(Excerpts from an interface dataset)
- Opening Delimiter -

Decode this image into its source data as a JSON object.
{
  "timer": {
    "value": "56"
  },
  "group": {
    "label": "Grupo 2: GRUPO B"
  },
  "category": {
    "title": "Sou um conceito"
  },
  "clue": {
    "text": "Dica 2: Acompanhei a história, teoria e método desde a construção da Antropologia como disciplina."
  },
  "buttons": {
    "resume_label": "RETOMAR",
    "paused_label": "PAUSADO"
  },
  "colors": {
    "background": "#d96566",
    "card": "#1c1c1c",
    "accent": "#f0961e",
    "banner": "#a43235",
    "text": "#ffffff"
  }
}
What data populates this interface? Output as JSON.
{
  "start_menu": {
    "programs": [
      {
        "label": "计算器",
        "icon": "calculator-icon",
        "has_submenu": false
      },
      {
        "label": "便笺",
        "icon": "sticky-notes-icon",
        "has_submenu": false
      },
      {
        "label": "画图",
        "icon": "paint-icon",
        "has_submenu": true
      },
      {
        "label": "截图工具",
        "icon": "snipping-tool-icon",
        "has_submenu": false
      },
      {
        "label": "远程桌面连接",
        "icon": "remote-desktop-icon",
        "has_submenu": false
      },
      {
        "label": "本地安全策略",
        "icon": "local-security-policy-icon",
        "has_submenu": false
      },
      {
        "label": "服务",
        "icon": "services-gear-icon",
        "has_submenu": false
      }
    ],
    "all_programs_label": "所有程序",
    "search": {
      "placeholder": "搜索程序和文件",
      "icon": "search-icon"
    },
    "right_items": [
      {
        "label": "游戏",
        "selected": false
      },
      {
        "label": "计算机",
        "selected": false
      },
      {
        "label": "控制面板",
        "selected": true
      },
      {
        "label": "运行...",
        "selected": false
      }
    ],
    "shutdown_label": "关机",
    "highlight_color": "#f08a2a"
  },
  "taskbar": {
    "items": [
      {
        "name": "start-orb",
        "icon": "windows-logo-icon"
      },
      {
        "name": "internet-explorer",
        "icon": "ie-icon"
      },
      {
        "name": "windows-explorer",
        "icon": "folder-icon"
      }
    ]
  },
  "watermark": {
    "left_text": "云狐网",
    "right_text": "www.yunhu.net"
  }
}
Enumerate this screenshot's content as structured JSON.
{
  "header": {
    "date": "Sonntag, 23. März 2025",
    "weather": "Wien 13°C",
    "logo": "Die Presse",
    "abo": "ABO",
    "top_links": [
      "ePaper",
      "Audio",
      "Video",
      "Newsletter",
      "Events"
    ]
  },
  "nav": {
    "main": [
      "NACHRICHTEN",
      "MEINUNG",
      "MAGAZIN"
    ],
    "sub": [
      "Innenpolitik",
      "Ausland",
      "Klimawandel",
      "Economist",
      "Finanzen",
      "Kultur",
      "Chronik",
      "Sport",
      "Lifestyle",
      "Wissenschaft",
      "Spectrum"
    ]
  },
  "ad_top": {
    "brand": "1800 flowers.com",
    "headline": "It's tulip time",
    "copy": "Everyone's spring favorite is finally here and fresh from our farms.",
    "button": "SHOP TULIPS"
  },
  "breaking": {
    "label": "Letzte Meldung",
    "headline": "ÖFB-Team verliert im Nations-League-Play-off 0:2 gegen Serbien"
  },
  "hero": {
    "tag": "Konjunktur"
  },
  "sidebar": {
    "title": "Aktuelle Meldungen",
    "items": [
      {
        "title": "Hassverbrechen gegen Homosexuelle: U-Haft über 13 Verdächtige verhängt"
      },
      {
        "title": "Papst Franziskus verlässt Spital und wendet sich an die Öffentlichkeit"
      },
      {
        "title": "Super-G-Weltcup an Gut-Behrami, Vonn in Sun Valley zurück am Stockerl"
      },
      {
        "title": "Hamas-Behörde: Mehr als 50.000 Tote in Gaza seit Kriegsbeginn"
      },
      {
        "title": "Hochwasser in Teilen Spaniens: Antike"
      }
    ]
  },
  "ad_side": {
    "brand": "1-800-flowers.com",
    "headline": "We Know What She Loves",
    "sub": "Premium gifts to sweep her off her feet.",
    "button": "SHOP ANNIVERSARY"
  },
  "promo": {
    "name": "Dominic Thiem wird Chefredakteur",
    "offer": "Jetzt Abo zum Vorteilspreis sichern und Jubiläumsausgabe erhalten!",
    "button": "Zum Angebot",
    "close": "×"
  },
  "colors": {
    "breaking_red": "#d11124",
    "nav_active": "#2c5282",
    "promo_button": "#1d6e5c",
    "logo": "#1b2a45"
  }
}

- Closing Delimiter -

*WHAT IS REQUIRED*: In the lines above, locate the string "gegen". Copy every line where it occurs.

*EXERCISE RESULT*:
    "headline": "ÖFB-Team verliert im Nations-League-Play-off 0:2 gegen Serbien"
        "title": "Hassverbrechen gegen Homosexuelle: U-Haft über 13 Verdächtige verhängt"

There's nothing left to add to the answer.